[Task details]
Nothing in the entries may be altered; copy them in full.

++++ Task inputs

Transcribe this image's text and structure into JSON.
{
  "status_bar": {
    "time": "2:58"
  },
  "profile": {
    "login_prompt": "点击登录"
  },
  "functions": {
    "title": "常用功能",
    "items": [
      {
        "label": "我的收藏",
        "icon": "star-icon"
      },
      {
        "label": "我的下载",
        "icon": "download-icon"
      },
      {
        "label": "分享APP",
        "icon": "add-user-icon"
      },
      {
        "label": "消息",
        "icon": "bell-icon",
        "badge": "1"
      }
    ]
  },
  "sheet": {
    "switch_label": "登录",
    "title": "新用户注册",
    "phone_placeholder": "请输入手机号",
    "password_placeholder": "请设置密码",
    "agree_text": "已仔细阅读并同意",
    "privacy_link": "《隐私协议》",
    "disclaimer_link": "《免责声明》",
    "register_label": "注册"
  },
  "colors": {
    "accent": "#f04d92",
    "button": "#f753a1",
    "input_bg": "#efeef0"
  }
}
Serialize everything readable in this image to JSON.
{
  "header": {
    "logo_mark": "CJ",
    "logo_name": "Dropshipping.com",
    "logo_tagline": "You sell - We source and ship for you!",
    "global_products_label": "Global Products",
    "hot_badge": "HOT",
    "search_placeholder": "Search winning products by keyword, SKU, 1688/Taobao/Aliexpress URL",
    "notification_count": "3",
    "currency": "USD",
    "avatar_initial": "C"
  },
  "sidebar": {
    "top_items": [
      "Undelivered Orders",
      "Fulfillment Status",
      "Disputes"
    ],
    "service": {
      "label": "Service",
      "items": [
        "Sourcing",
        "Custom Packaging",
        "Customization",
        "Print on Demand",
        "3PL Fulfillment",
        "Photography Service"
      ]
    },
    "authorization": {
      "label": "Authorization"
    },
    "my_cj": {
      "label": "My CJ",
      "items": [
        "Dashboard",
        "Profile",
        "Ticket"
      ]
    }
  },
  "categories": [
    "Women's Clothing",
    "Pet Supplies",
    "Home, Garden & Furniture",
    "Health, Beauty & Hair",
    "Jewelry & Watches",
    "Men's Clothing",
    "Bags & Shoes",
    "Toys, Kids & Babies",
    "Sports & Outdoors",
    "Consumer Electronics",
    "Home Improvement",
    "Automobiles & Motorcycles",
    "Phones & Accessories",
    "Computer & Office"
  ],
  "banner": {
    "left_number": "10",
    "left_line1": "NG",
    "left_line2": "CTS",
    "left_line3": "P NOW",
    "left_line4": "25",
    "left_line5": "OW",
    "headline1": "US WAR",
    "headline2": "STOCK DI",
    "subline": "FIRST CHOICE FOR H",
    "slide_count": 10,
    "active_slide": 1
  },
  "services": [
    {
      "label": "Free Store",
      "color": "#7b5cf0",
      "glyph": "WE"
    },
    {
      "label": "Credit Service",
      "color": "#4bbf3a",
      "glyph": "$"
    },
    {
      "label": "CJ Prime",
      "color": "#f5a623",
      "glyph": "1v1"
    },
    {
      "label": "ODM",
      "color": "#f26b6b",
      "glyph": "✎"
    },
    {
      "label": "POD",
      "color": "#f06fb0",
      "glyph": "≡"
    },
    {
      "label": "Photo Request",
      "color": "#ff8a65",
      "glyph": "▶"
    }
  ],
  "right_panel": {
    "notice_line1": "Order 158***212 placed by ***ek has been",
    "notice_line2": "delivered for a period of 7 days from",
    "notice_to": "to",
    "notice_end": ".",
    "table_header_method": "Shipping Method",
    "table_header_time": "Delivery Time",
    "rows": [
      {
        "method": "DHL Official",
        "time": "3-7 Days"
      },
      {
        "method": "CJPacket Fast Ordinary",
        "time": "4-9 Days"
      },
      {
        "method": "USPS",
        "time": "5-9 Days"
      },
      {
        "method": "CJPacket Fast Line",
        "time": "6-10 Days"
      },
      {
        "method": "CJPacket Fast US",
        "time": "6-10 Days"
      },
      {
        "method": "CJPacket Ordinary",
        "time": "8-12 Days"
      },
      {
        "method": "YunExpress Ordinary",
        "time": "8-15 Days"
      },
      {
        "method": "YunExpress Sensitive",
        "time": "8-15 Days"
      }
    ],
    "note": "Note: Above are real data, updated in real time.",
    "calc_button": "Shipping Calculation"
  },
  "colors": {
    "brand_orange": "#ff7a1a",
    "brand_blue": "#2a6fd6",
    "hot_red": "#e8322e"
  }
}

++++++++

[Answer section]
Transcribe this image's text and structure into JSON.
{
  "status_bar": {
    "time": "2:58"
  },
  "profile": {
    "login_prompt": "点击登录"
  },
  "functions": {
    "title": "常用功能",
    "items": [
      {
        "label": "我的收藏",
        "icon": "star-icon"
      },
      {
        "label": "我的下载",
        "icon": "download-icon"
      },
      {
        "label": "分享APP",
        "icon": "add-user-icon"
      },
      {
        "label": "消息",
        "icon": "bell-icon",
        "badge": "1"
      }
    ]
  },
  "sheet": {
    "switch_label": "登录",
    "title": "新用户注册",
    "phone_placeholder": "请输入手机号",
    "password_placeholder": "请设置密码",
    "agree_text": "已仔细阅读并同意",
    "privacy_link": "《隐私协议》",
    "disclaimer_link": "《免责声明》",
    "register_label": "注册"
  },
  "colors": {
    "accent": "#f04d92",
    "button": "#f753a1",
    "input_bg": "#efeef0"
  }
}
Serialize everything readable in this image to JSON.
{
  "header": {
    "logo_mark": "CJ",
    "logo_name": "Dropshipping.com",
    "logo_tagline": "You sell - We source and ship for you!",
    "global_products_label": "Global Products",
    "hot_badge": "HOT",
    "search_placeholder": "Search winning products by keyword, SKU, 1688/Taobao/Aliexpress URL",
    "notification_count": "3",
    "currency": "USD",
    "avatar_initial": "C"
  },
  "sidebar": {
    "top_items": [
      "Undelivered Orders",
      "Fulfillment Status",
      "Disputes"
    ],
    "service": {
      "label": "Service",
      "items": [
        "Sourcing",
        "Custom Packaging",
        "Customization",
        "Print on Demand",
        "3PL Fulfillment",
        "Photography Service"
      ]
    },
    "authorization": {
      "label": "Authorization"
    },
    "my_cj": {
      "label": "My CJ",
      "items": [
        "Dashboard",
        "Profile",
        "Ticket"
      ]
    }
  },
  "categories": [
    "Women's Clothing",
    "Pet Supplies",
    "Home, Garden & Furniture",
    "Health, Beauty & Hair",
    "Jewelry & Watches",
    "Men's Clothing",
    "Bags & Shoes",
    "Toys, Kids & Babies",
    "Sports & Outdoors",
    "Consumer Electronics",
    "Home Improvement",
    "Automobiles & Motorcycles",
    "Phones & Accessories",
    "Computer & Office"
  ],
  "banner": {
    "left_number": "10",
    "left_line1": "NG",
    "left_line2": "CTS",
    "left_line3": "P NOW",
    "left_line4": "25",
    "left_line5": "OW",
    "headline1": "US WAR",
    "headline2": "STOCK DI",
    "subline": "FIRST CHOICE FOR H",
    "slide_count": 10,
    "active_slide": 1
  },
  "services": [
    {
      "label": "Free Store",
      "color": "#7b5cf0",
      "glyph": "WE"
    },
    {
      "label": "Credit Service",
      "color": "#4bbf3a",
      "glyph": "$"
    },
    {
      "label": "CJ Prime",
      "color": "#f5a623",
      "glyph": "1v1"
    },
    {
      "label": "ODM",
      "color": "#f26b6b",
      "glyph": "✎"
    },
    {
      "label": "POD",
      "color": "#f06fb0",
      "glyph": "≡"
    },
    {
      "label": "Photo Request",
      "color": "#ff8a65",
      "glyph": "▶"
    }
  ],
  "right_panel": {
    "notice_line1": "Order 158***212 placed by ***ek has been",
    "notice_line2": "delivered for a period of 7 days from",
    "notice_to": "to",
    "notice_end": ".",
    "table_header_method": "Shipping Method",
    "table_header_time": "Delivery Time",
    "rows": [
      {
        "method": "DHL Official",
        "time": "3-7 Days"
      },
      {
        "method": "CJPacket Fast Ordinary",
        "time": "4-9 Days"
      },
      {
        "method": "USPS",
        "time": "5-9 Days"
      },
      {
        "method": "CJPacket Fast Line",
        "time": "6-10 Days"
      },
      {
        "method": "CJPacket Fast US",
        "time": "6-10 Days"
      },
      {
        "method": "CJPacket Ordinary",
        "time": "8-12 Days"
      },
      {
        "method": "YunExpress Ordinary",
        "time": "8-15 Days"
      },
      {
        "method": "YunExpress Sensitive",
        "time": "8-15 Days"
      }
    ],
    "note": "Note: Above are real data, updated in real time.",
    "calc_button": "Shipping Calculation"
  },
  "colors": {
    "brand_orange": "#ff7a1a",
    "brand_blue": "#2a6fd6",
    "hot_red": "#e8322e"
  }
}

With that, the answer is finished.